◆ **Task statement**:
When you spot the word "lamp" in a line of the data below, copy that line.

===== Task data

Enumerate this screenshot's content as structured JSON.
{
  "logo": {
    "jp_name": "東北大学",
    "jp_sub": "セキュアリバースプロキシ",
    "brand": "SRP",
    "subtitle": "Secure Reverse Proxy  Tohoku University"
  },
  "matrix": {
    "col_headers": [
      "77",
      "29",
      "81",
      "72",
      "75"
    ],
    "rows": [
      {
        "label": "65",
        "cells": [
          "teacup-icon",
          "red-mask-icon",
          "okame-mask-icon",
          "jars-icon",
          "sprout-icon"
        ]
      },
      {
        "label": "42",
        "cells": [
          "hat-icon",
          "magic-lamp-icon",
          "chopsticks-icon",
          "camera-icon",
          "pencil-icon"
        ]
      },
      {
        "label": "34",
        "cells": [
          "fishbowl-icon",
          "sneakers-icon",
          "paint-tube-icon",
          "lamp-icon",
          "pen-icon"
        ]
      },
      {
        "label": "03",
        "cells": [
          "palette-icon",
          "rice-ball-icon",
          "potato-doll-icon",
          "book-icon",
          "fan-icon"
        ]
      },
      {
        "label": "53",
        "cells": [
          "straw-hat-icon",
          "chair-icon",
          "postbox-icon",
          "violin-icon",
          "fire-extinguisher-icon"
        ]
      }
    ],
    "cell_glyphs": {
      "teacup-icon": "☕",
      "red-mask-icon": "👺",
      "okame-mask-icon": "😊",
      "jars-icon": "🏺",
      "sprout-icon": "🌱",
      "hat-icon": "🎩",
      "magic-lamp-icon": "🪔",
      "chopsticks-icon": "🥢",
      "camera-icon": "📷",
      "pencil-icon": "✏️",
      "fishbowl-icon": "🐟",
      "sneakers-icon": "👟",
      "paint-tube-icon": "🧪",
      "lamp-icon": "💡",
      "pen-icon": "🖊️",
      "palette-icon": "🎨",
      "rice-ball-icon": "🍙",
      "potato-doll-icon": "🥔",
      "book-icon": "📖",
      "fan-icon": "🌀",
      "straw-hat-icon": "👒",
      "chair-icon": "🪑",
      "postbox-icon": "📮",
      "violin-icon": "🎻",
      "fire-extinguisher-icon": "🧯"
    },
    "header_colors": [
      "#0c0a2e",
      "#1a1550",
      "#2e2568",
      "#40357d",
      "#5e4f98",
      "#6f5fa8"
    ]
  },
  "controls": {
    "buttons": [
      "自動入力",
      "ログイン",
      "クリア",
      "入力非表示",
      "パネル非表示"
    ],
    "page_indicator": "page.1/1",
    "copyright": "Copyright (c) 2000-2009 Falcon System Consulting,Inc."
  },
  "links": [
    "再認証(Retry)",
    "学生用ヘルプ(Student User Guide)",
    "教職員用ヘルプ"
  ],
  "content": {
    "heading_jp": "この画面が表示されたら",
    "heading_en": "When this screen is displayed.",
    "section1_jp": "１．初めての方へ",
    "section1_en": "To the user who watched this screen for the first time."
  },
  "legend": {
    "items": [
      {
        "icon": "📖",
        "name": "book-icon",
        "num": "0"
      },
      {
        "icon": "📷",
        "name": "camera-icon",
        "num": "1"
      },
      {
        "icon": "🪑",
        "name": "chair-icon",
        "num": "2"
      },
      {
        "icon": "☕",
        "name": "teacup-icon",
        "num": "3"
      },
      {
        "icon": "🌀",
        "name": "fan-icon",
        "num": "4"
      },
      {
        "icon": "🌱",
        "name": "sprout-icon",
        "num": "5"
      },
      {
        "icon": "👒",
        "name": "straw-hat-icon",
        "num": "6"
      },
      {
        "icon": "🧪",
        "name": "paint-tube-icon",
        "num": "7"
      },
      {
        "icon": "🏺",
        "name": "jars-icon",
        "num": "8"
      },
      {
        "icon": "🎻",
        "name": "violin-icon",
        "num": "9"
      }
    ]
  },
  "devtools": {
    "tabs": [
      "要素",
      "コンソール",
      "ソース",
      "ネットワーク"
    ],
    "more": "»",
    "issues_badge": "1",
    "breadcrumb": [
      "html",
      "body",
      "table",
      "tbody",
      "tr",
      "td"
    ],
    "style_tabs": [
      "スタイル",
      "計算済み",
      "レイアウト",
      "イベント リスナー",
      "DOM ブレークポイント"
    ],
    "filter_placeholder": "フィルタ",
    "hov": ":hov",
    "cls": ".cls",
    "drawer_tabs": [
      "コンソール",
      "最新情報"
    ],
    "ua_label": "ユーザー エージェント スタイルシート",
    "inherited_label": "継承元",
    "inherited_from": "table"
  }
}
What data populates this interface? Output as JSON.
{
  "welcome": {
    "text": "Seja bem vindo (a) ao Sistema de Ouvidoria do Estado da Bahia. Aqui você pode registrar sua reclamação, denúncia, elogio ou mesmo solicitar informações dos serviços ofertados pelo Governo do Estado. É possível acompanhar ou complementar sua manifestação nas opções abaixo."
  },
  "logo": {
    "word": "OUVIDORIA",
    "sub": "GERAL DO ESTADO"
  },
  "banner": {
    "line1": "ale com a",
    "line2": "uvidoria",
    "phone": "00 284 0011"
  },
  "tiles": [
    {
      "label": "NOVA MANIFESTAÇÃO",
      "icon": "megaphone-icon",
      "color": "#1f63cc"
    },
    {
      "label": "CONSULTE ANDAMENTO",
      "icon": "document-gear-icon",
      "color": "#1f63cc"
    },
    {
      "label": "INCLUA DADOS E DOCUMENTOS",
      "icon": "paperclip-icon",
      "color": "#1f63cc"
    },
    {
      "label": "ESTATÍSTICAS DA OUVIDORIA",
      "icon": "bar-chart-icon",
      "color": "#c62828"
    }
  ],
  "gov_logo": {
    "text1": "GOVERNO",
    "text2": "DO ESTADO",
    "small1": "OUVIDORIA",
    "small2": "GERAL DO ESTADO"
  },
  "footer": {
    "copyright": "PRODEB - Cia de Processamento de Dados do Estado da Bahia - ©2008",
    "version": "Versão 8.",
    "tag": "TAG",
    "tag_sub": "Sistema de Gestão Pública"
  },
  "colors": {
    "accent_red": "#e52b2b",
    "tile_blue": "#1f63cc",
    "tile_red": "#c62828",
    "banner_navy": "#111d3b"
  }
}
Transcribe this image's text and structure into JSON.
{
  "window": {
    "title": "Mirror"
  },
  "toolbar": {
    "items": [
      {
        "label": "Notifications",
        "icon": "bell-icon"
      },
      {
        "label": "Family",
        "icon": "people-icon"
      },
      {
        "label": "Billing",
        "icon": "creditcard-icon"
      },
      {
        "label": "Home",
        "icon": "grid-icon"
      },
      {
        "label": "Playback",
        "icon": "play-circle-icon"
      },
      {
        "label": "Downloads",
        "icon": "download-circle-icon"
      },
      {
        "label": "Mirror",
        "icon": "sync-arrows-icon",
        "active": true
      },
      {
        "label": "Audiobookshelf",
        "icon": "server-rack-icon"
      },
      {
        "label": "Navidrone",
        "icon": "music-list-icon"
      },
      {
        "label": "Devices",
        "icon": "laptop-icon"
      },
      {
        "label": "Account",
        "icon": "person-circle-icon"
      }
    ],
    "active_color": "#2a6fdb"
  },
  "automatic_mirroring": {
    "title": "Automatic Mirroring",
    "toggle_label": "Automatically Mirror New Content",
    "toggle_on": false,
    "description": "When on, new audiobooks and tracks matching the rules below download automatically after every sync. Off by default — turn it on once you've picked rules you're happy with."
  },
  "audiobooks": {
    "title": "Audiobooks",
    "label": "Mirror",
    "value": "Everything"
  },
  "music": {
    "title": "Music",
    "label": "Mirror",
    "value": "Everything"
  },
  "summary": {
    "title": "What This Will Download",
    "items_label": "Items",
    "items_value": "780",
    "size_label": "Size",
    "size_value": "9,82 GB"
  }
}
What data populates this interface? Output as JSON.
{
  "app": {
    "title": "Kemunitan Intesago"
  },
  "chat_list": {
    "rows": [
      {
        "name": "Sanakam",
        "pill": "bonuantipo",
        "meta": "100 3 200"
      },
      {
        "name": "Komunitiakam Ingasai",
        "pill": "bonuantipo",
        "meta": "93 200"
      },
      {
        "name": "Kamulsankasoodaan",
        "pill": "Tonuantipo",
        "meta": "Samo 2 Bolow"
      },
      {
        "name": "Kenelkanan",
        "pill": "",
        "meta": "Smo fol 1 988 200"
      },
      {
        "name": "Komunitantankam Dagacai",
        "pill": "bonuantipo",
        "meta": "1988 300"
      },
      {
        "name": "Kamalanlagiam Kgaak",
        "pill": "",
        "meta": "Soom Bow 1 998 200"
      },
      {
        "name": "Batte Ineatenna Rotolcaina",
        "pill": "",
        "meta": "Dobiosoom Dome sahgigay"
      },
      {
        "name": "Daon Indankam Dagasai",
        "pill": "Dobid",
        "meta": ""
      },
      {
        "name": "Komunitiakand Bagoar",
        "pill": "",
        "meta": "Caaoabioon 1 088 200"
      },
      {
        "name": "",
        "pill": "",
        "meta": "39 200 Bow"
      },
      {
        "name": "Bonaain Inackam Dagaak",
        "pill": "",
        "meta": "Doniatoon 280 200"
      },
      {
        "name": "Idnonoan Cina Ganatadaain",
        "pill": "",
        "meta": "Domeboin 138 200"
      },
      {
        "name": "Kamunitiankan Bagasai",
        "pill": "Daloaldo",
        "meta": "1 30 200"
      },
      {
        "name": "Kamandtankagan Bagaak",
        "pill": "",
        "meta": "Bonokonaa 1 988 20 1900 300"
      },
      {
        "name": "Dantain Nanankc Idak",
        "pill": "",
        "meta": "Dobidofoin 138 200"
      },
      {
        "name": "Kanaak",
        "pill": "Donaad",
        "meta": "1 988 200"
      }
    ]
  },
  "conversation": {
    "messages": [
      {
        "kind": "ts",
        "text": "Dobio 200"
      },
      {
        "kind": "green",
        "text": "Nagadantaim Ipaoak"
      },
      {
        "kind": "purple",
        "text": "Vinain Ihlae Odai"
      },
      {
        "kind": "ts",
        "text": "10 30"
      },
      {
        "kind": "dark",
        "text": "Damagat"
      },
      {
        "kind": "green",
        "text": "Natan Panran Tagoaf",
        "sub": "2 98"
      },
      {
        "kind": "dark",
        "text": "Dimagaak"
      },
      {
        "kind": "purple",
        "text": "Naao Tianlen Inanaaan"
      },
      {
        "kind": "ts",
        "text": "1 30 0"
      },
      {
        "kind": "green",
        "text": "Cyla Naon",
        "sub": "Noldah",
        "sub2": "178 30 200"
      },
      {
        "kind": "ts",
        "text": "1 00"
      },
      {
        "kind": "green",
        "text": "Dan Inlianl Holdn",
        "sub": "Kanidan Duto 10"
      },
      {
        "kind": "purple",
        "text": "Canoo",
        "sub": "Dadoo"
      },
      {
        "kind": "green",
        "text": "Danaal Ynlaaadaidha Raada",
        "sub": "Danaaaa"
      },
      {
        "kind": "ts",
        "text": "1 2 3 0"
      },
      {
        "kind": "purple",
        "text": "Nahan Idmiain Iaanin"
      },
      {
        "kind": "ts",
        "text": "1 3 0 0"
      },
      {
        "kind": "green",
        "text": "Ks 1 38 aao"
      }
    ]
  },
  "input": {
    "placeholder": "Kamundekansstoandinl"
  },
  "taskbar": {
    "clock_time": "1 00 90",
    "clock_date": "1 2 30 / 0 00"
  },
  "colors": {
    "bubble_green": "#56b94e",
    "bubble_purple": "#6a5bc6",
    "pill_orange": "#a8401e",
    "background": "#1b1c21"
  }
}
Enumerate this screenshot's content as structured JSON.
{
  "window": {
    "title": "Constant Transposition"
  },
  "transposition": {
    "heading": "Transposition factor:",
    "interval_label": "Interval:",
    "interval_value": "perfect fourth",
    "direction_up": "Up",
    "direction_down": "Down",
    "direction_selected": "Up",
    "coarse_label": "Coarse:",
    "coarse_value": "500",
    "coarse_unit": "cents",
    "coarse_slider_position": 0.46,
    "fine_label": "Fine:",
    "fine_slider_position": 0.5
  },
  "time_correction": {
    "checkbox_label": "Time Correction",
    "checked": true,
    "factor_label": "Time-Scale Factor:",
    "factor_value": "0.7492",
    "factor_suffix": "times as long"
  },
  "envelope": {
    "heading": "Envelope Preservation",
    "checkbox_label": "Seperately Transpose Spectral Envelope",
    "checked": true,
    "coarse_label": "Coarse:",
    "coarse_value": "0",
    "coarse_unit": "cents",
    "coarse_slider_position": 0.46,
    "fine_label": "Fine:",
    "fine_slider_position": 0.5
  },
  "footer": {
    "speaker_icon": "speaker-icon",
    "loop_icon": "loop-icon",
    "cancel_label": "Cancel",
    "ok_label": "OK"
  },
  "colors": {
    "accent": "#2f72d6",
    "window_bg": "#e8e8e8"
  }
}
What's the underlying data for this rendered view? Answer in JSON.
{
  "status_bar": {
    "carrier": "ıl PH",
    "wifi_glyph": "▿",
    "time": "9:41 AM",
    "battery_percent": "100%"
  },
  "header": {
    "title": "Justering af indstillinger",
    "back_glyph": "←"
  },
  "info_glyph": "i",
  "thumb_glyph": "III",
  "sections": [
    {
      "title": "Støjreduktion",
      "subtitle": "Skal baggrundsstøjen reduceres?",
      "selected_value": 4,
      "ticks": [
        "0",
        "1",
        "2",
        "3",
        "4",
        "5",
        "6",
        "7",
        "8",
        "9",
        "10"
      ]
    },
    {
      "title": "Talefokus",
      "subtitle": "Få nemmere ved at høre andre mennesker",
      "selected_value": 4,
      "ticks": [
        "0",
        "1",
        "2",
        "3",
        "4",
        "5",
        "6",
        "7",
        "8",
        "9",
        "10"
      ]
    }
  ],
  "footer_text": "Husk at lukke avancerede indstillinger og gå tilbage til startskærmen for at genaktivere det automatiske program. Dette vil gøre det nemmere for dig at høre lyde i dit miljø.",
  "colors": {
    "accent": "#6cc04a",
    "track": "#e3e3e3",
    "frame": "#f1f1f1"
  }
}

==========

◆ **Your response**:
          "magic-lamp-icon",
          "lamp-icon",
      "magic-lamp-icon": "🪔",
      "lamp-icon": "💡",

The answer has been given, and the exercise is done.